● What you have to do
Which lines have the string "location"? Copy all of them from the entries below.

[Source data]
#####

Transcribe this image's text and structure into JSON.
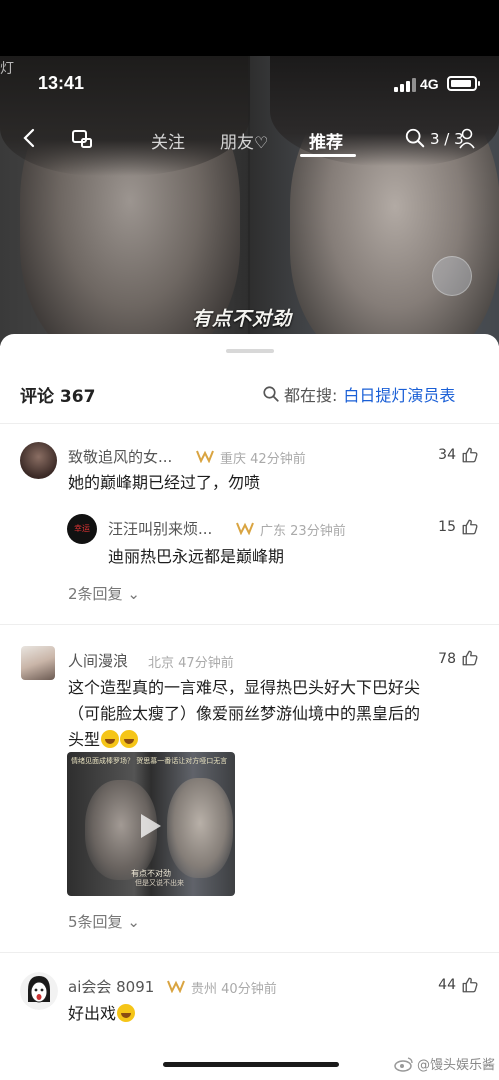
{
  "status_bar": {
    "time": "13:41",
    "network": "4G"
  },
  "video": {
    "subtitle": "有点不对劲",
    "corner_watermark": "灯"
  },
  "nav": {
    "tabs": [
      {
        "label": "关注"
      },
      {
        "label": "朋友"
      },
      {
        "label": "推荐",
        "active": true
      }
    ],
    "page_counter": "3 / 3"
  },
  "comments_panel": {
    "title": "评论 367",
    "search_label": "都在搜:",
    "search_term": "白日提灯演员表"
  },
  "comments": [
    {
      "username": "致敬追风的女...",
      "location": "重庆",
      "time_ago": "42分钟前",
      "likes": "34",
      "text": "她的巅峰期已经过了，勿喷",
      "replies_label": "2条回复",
      "reply": {
        "username": "汪汪叫别来烦...",
        "avatar_text": "幸运",
        "location": "广东",
        "time_ago": "23分钟前",
        "likes": "15",
        "text": "迪丽热巴永远都是巅峰期"
      }
    },
    {
      "username": "人间漫浪",
      "location": "北京",
      "time_ago": "47分钟前",
      "likes": "78",
      "text_line1": "这个造型真的一言难尽，显得热巴头好大下巴好尖",
      "text_line2": "（可能脸太瘦了）像爱丽丝梦游仙境中的黑皇后的",
      "text_line3": "头型",
      "image": {
        "caption_top": "情绪见面成棒罗场？ 贺思慕一番话让对方哑口无言",
        "subtitle_1": "有点不对劲",
        "subtitle_2": "但是又说不出来"
      },
      "replies_label": "5条回复"
    },
    {
      "username": "ai会会 8091",
      "location": "贵州",
      "time_ago": "40分钟前",
      "likes": "44",
      "text": "好出戏"
    }
  ],
  "footer": {
    "watermark": "@馒头娱乐酱"
  }
}
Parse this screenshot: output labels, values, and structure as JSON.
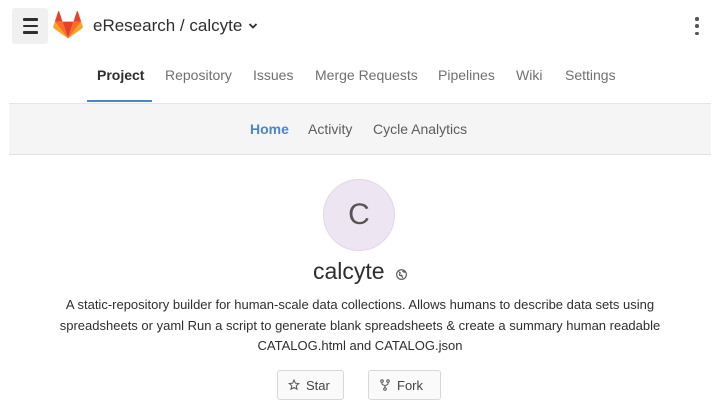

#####

● Answer
      "location": "重庆",
        "location": "广东",
      "location": "北京",
      "location": "贵州",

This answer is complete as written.